Exercise: The required output is all lines below that contain the word "this".

(Excerpts from an interface dataset)
^^^^^^^^^^^^^^^^

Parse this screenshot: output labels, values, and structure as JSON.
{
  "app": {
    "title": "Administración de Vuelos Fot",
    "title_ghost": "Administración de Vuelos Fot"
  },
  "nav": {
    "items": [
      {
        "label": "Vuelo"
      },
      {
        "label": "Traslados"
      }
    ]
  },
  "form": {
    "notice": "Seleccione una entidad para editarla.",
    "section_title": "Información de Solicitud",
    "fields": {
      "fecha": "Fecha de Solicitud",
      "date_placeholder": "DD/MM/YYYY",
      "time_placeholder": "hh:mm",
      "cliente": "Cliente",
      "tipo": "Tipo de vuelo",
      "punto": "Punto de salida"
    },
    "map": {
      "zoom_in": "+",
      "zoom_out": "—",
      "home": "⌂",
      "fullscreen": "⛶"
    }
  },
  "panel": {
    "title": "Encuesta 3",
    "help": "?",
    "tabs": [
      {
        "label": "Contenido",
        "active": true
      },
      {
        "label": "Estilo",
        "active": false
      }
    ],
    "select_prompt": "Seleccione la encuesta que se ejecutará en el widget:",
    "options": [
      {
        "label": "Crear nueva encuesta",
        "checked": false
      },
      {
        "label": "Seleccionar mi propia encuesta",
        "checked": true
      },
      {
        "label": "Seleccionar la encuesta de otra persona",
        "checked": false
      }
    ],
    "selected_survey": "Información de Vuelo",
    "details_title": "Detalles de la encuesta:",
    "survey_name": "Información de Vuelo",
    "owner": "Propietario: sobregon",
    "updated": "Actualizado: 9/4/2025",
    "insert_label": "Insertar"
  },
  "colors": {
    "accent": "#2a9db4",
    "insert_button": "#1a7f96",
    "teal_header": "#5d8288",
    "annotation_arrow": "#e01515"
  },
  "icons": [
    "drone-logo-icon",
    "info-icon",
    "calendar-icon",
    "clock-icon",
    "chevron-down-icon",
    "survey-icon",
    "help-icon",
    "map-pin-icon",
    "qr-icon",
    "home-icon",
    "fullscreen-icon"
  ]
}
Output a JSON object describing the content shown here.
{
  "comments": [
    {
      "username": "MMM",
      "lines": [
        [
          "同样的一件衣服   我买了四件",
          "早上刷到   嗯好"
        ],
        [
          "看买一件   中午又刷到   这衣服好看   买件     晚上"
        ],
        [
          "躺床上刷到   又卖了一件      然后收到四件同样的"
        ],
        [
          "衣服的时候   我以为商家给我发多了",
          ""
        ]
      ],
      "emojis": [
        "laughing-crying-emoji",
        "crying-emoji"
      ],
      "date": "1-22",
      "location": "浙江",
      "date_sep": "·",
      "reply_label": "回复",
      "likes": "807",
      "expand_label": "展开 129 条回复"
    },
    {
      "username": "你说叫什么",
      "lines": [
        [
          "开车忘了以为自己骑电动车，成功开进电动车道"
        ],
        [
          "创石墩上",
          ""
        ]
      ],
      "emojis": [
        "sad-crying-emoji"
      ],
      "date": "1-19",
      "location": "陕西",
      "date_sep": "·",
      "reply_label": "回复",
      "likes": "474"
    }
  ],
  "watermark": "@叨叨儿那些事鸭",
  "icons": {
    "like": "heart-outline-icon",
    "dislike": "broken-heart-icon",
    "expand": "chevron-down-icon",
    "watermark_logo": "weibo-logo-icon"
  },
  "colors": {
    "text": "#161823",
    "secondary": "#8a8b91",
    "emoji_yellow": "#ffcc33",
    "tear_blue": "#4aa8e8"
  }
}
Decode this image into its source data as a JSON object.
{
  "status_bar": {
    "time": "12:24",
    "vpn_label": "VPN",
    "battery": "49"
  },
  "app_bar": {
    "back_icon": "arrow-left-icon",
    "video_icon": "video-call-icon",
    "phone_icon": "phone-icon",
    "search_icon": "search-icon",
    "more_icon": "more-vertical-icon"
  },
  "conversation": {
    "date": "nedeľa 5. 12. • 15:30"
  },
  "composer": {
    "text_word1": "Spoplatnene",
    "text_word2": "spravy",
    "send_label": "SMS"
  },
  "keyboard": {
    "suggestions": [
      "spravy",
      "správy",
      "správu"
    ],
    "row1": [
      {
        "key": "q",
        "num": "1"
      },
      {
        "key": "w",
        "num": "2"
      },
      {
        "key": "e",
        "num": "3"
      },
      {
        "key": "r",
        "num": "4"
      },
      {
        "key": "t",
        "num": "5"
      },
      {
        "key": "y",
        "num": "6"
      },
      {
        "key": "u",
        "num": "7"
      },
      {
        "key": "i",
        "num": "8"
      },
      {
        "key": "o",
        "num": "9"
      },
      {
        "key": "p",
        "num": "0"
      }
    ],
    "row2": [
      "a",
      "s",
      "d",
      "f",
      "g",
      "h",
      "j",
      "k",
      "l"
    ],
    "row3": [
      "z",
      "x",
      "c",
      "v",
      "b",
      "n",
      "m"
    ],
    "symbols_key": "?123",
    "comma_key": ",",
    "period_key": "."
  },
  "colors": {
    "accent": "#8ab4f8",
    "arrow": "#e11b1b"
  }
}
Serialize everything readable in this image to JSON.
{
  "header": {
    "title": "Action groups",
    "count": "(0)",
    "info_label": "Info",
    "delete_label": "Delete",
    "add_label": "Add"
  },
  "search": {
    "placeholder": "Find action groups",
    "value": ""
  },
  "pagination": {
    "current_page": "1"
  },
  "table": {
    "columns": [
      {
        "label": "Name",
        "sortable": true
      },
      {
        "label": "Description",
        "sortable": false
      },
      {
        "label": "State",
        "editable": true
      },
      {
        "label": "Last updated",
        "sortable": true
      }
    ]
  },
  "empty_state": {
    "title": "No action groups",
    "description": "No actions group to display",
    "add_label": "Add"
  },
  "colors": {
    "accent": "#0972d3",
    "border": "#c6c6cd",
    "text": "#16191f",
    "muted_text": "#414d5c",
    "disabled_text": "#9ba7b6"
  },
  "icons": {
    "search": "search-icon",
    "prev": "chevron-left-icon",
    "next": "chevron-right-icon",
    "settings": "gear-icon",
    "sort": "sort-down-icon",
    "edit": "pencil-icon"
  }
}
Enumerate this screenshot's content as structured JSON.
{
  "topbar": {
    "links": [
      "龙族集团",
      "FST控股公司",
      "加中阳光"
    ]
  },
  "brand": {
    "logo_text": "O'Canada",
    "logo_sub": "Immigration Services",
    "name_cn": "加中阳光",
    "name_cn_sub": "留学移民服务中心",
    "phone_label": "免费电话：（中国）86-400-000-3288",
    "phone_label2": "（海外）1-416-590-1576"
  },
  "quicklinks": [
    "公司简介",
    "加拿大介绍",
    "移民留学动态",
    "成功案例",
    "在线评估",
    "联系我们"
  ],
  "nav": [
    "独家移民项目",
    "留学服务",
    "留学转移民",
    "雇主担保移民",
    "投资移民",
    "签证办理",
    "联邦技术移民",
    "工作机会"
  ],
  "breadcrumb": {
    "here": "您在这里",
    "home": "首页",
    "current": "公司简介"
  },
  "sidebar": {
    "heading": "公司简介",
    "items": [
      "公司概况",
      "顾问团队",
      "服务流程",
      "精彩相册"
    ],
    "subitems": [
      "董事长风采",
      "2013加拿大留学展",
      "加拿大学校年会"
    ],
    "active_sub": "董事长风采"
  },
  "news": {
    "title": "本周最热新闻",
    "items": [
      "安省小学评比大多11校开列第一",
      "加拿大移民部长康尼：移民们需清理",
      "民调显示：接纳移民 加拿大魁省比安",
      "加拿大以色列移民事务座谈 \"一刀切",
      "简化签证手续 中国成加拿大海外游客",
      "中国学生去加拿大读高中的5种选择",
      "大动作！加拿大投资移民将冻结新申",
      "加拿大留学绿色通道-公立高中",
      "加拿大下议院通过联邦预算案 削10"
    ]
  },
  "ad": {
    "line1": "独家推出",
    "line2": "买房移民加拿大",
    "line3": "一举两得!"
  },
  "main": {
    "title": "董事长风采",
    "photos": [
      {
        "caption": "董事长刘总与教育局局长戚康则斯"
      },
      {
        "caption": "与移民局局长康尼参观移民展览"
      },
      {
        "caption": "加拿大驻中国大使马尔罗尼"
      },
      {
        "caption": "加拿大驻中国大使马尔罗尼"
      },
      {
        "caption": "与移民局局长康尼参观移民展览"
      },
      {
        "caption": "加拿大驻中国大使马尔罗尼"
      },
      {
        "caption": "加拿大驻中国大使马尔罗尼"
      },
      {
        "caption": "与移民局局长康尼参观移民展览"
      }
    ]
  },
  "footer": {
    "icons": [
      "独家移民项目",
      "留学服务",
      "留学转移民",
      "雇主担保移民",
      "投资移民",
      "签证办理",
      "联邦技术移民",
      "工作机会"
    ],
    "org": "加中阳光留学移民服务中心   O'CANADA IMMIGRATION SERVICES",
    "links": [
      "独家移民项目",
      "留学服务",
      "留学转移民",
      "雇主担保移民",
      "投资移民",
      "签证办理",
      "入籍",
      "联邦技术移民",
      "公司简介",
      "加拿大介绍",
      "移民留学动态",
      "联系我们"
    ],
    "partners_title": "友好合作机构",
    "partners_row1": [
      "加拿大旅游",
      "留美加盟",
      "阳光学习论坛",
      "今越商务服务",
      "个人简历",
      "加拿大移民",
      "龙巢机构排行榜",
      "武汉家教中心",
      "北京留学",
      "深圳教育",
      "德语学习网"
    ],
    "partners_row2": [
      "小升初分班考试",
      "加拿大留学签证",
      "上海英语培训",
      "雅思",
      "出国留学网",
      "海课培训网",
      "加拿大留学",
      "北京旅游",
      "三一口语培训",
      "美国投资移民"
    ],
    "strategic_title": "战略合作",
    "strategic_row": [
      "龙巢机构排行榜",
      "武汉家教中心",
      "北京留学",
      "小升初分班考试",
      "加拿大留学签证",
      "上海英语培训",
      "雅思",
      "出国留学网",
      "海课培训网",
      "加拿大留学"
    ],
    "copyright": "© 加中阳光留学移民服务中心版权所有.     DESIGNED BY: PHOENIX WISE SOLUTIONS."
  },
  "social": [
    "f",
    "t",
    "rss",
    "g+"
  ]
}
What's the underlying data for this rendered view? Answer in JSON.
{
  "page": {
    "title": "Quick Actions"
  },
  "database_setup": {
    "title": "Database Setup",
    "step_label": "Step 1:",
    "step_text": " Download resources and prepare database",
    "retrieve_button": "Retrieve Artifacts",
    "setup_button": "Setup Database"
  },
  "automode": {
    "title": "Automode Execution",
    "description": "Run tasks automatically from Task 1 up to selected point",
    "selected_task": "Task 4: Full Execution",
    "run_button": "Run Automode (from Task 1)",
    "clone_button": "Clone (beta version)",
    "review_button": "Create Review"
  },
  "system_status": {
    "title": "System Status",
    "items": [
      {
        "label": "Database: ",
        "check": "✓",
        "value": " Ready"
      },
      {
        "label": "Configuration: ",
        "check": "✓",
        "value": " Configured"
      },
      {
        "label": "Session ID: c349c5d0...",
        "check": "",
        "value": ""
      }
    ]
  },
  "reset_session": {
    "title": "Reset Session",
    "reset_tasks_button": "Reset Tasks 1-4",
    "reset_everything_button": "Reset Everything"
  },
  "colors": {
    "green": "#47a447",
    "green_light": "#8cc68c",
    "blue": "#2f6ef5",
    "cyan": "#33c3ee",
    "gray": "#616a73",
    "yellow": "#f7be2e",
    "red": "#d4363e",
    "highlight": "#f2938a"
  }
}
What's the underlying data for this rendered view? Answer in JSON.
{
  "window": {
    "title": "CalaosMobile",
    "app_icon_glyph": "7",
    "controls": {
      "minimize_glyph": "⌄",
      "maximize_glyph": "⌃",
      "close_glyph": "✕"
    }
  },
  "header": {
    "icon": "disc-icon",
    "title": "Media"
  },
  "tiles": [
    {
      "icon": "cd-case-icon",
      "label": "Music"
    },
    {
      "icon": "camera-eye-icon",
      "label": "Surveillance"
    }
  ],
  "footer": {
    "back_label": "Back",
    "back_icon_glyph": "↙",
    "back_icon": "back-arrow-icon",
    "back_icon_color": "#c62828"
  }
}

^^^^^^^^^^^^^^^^

Answer box:
Parse this screenshot: output labels, values, and structure as JSON.
Decode this image into its source data as a JSON object.
Serialize everything readable in this image to JSON.
Enumerate this screenshot's content as structured JSON.
What's the underlying data for this rendered view? Answer in JSON.
What's the underlying data for this rendered view? Answer in JSON.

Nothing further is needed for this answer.